On August 5, Pope Benedict XVI met with antisemitic Polish priest, Tadeusz Rydzyk, C.S.S.R. The Vatican had to quell a firestorm of protest when the photos went round the world, saying it was just a “baciamano” (a kiss on the hand), and that it “does not indicate any change in the Holy See’s well-known position regarding relations between Catholics and Jews” (CNS; IHT).
Jewish organizations are not satisfied. The ADL reports on a letter sent to the pope by Abe Foxman:
In a letter to Benedict XVI, Abraham H. Foxman, ADL National Director, expressed deep concerns that by meeting with Rydzyk and keeping silent about the issue of anti-Semitism “you have unfortunately lent him the priceless credibility of your office and integrity in the eyes of the world.”
Foxman noted that, “As the founder and director of Radio Maryja, Father Rydzyk is responsible for the anti-Semitic comments and concepts the station regularly broadcasts to millions of Polish Catholic faithful,” and “Father Rydzyk himself has on several occasions made anti-Semitic statements on the air. These are despicable anti-Semitic remarks that must be strongly and publicly condemned by all leaders and people of good will.
“We respectfully request that you publicly condemn the anti-Semitism that is being spouted by Father Rydzyk and other Catholic leaders in Poland.”
Likewise, the Simon Wiesenthal Center says the pope now must speak:
The Simon Wiesenthal Center today reiterated its call to the Vatican to discipline Polish Catholic leader Father Tadeusz Rydzyk for anti-Semitic remarks, following an AP report that the Pope briefly met with the controversial priest this past Sunday at the papal summer residence. Comments by Rydzyk denouncing the Polish government for being “in the pockets of the Jewish Lobby” by delivering a $65 million restitution package to Polish Holocaust survivors, were made public last month.In a letter to His Holiness Pope Benedict XVI, Rabbi Marvin Hier, founder and dean of the Wiesenthal Center, wrote that he hoped had used the meeting as an opportunity to rebuke Rydzyk, because, “as a priest who reaches millions of people through radio and television, he speaks not only for himself, but for his Church as well.” Hier then wrote, “if that was the purpose of the meeting, then I believe the Holy See did the right thing and should make the rebuke public as an important example to anti-semites around the world that the Church will never tolerate hate speech, especially hate speech uttered by a man of G-d.”

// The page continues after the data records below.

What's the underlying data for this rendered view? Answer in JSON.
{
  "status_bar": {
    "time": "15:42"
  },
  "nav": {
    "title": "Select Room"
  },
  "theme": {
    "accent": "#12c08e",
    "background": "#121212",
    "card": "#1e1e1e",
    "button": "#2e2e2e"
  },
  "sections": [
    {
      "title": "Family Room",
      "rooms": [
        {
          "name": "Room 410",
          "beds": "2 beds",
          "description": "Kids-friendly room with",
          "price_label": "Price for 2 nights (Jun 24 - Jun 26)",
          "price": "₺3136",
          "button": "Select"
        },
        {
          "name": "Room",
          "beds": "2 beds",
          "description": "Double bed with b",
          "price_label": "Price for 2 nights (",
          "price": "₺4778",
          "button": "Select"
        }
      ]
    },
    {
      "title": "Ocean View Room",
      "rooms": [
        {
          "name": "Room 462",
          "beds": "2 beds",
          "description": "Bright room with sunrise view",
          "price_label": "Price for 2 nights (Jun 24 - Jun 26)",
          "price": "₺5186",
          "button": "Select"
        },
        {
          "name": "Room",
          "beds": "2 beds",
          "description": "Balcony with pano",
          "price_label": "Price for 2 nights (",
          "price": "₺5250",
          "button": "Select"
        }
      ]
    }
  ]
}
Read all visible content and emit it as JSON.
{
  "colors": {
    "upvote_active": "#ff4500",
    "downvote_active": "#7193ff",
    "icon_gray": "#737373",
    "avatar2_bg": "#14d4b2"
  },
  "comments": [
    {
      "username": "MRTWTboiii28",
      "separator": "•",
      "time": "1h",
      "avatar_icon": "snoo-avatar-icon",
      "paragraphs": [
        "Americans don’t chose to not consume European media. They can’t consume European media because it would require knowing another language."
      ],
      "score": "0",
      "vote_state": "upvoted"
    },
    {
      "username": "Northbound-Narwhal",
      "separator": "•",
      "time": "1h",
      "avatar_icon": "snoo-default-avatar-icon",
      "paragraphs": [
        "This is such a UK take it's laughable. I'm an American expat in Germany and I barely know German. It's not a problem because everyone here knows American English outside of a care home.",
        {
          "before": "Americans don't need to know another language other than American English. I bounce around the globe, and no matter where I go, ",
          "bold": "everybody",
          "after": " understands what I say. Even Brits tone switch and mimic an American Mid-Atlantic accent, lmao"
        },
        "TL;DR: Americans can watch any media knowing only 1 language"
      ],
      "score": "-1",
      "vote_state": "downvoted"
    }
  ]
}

Such a public rebuke would help the efforts of Pope Benedict XVI and his predecessor John Paul II to improve relations between Catholics and Jews. “Otherwise,” said Rabbi Hier, “ I’m afraid the Vatican would be sullying its reputation by granting legitimacy to an unrepentant bigot who will claim that rather than being admonished, he was honored to receive the Pope’s blessing. When Rydzyk’s anti-Semitic remarks were made public last month, the Wiesenthal Center launched a petition campaign last month that generated over 25,000 signatures calling on Rydzyk’s superiors to discipline him.